Page and application data records
********************

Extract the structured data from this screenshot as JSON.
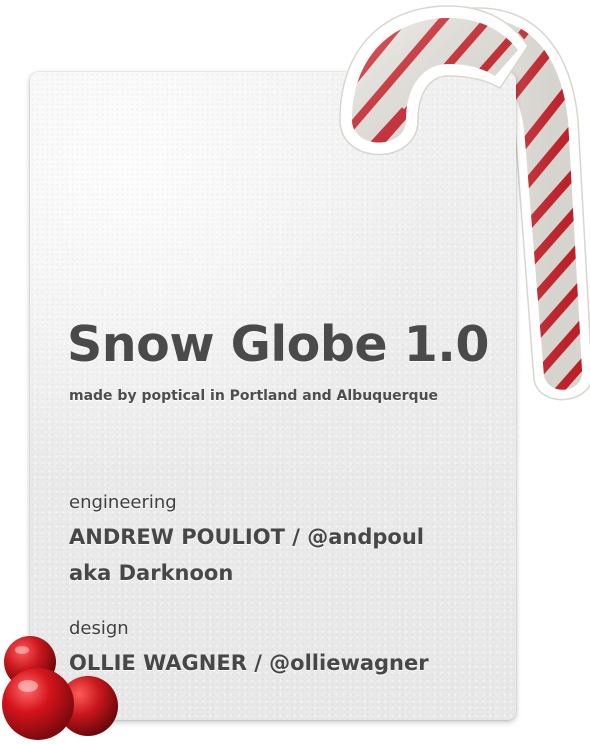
{
  "app": {
    "title": "Snow Globe 1.0",
    "subtitle": "made by poptical in Portland and Albuquerque"
  },
  "credits": {
    "engineering": {
      "label": "engineering",
      "name": "ANDREW POULIOT / @andpoul",
      "alias": "aka Darknoon"
    },
    "design": {
      "label": "design",
      "name": "OLLIE WAGNER / @olliewagner"
    }
  },
  "decorations": {
    "candy_cane_icon": "candy-cane-icon",
    "ornament_icon": "ornament-icon",
    "colors": {
      "stripe_red": "#d8202a",
      "cane_white": "#f7f4ee",
      "ornament_red": "#c8171c",
      "card": "#eeeeee",
      "text": "#4a4a4a"
    }
  }
}
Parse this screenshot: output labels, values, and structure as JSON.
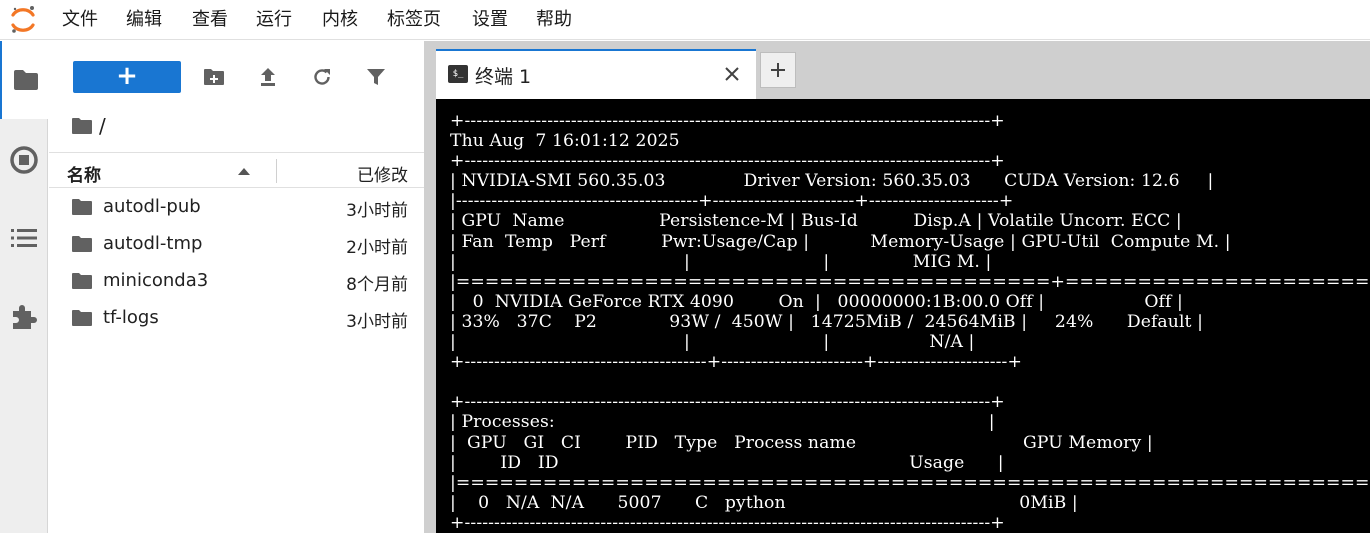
{
  "menu": {
    "items": [
      "文件",
      "编辑",
      "查看",
      "运行",
      "内核",
      "标签页",
      "设置",
      "帮助"
    ]
  },
  "sidebar": {
    "icons": [
      "folder-icon",
      "running-icon",
      "toc-icon",
      "extension-icon"
    ]
  },
  "filebrowser": {
    "new_label": "+",
    "breadcrumb": "/",
    "col_name": "名称",
    "col_modified": "已修改",
    "files": [
      {
        "name": "autodl-pub",
        "modified": "3小时前"
      },
      {
        "name": "autodl-tmp",
        "modified": "2小时前"
      },
      {
        "name": "miniconda3",
        "modified": "8个月前"
      },
      {
        "name": "tf-logs",
        "modified": "3小时前"
      }
    ]
  },
  "tabs": {
    "active_title": "终端 1",
    "icon_text": "$_",
    "add_label": "+"
  },
  "terminal": {
    "output": "+-----------------------------------------------------------------------------------------+\nThu Aug  7 16:01:12 2025\n+-----------------------------------------------------------------------------------------+\n| NVIDIA-SMI 560.35.03              Driver Version: 560.35.03      CUDA Version: 12.6     |\n|-----------------------------------------+------------------------+----------------------+\n| GPU  Name                 Persistence-M | Bus-Id          Disp.A | Volatile Uncorr. ECC |\n| Fan  Temp   Perf          Pwr:Usage/Cap |           Memory-Usage | GPU-Util  Compute M. |\n|                                         |                        |               MIG M. |\n|=========================================+========================+======================|\n|   0  NVIDIA GeForce RTX 4090        On  |   00000000:1B:00.0 Off |                  Off |\n| 33%   37C    P2             93W /  450W |   14725MiB /  24564MiB |     24%      Default |\n|                                         |                        |                  N/A |\n+-----------------------------------------+------------------------+----------------------+\n\n+-----------------------------------------------------------------------------------------+\n| Processes:                                                                              |\n|  GPU   GI   CI        PID   Type   Process name                              GPU Memory |\n|        ID   ID                                                               Usage      |\n|=========================================================================================|\n|    0   N/A  N/A      5007      C   python                                          0MiB |\n+-----------------------------------------------------------------------------------------+"
  },
  "colors": {
    "accent": "#1976d2",
    "terminal_bg": "#000000",
    "terminal_fg": "#ffffff",
    "logo_orange": "#f37726"
  }
}
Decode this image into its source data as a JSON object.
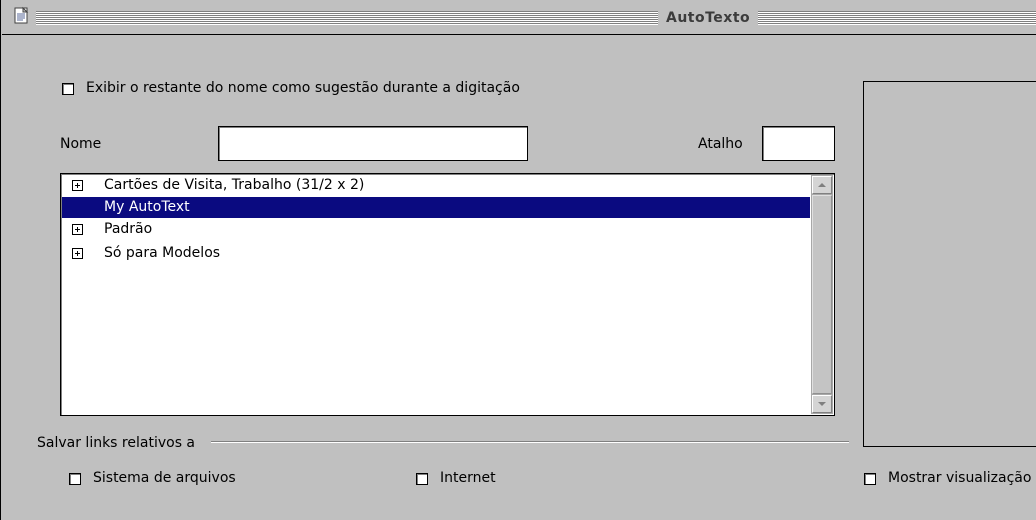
{
  "window": {
    "title": "AutoTexto",
    "icon": "document-icon"
  },
  "options": {
    "suggest_checkbox_label": "Exibir o restante do nome como sugestão durante a digitação",
    "suggest_checked": false
  },
  "name_field": {
    "label": "Nome",
    "value": ""
  },
  "shortcut_field": {
    "label": "Atalho",
    "value": ""
  },
  "category_list": {
    "items": [
      {
        "label": "Cartões de Visita, Trabalho (31/2 x 2)",
        "expandable": true,
        "selected": false
      },
      {
        "label": "My AutoText",
        "expandable": false,
        "selected": true
      },
      {
        "label": "Padrão",
        "expandable": true,
        "selected": false
      },
      {
        "label": "Só para Modelos",
        "expandable": true,
        "selected": false
      }
    ]
  },
  "links_section": {
    "title": "Salvar links relativos a",
    "filesystem_label": "Sistema de arquivos",
    "filesystem_checked": false,
    "internet_label": "Internet",
    "internet_checked": false
  },
  "preview": {
    "show_preview_label": "Mostrar visualização",
    "show_preview_checked": false
  }
}
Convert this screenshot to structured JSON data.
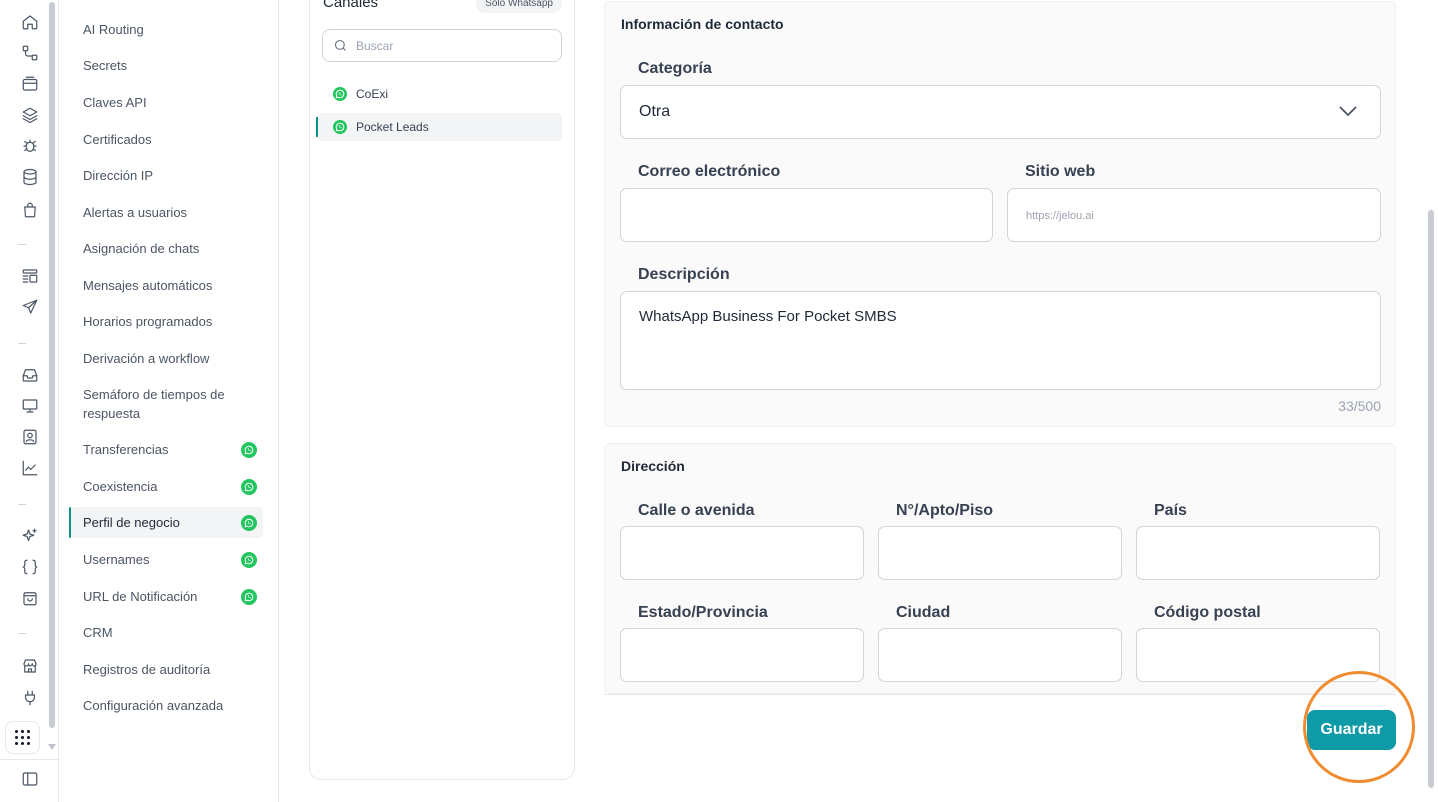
{
  "rail": {
    "icons": [
      "home-icon",
      "workflow-icon",
      "inbox-tray-icon",
      "layers-icon",
      "bug-icon",
      "database-icon",
      "shopping-bag-icon",
      "layout-list-icon",
      "send-icon",
      "inbox-icon",
      "monitor-icon",
      "contact-card-icon",
      "chart-line-icon",
      "sparkles-icon",
      "code-braces-icon",
      "bag-icon",
      "store-icon",
      "plug-icon",
      "apps-grid-icon",
      "sidebar-toggle-icon"
    ]
  },
  "nav": {
    "items": [
      {
        "label": "AI Routing",
        "wa": false
      },
      {
        "label": "Secrets",
        "wa": false
      },
      {
        "label": "Claves API",
        "wa": false
      },
      {
        "label": "Certificados",
        "wa": false
      },
      {
        "label": "Dirección IP",
        "wa": false
      },
      {
        "label": "Alertas a usuarios",
        "wa": false
      },
      {
        "label": "Asignación de chats",
        "wa": false
      },
      {
        "label": "Mensajes automáticos",
        "wa": false
      },
      {
        "label": "Horarios programados",
        "wa": false
      },
      {
        "label": "Derivación a workflow",
        "wa": false
      },
      {
        "label": "Semáforo de tiempos de respuesta",
        "wa": false
      },
      {
        "label": "Transferencias",
        "wa": true
      },
      {
        "label": "Coexistencia",
        "wa": true
      },
      {
        "label": "Perfil de negocio",
        "wa": true,
        "active": true
      },
      {
        "label": "Usernames",
        "wa": true
      },
      {
        "label": "URL de Notificación",
        "wa": true
      },
      {
        "label": "CRM",
        "wa": false
      },
      {
        "label": "Registros de auditoría",
        "wa": false
      },
      {
        "label": "Configuración avanzada",
        "wa": false
      }
    ]
  },
  "channels": {
    "title": "Canales",
    "pill": "Solo Whatsapp",
    "search_placeholder": "Buscar",
    "items": [
      {
        "label": "CoExi",
        "active": false
      },
      {
        "label": "Pocket Leads",
        "active": true
      }
    ]
  },
  "contact": {
    "title": "Información de contacto",
    "category_label": "Categoría",
    "category_value": "Otra",
    "email_label": "Correo electrónico",
    "email_value": "",
    "website_label": "Sitio web",
    "website_placeholder": "https://jelou.ai",
    "description_label": "Descripción",
    "description_value": "WhatsApp Business For Pocket SMBS",
    "char_count": "33/500"
  },
  "address": {
    "title": "Dirección",
    "street_label": "Calle o avenida",
    "number_label": "N°/Apto/Piso",
    "country_label": "País",
    "state_label": "Estado/Provincia",
    "city_label": "Ciudad",
    "zip_label": "Código postal"
  },
  "actions": {
    "save_label": "Guardar"
  },
  "colors": {
    "accent": "#0f9aa8",
    "whatsapp": "#22c55e",
    "highlight": "#f08c30"
  }
}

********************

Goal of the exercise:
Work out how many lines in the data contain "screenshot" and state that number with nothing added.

Result:
3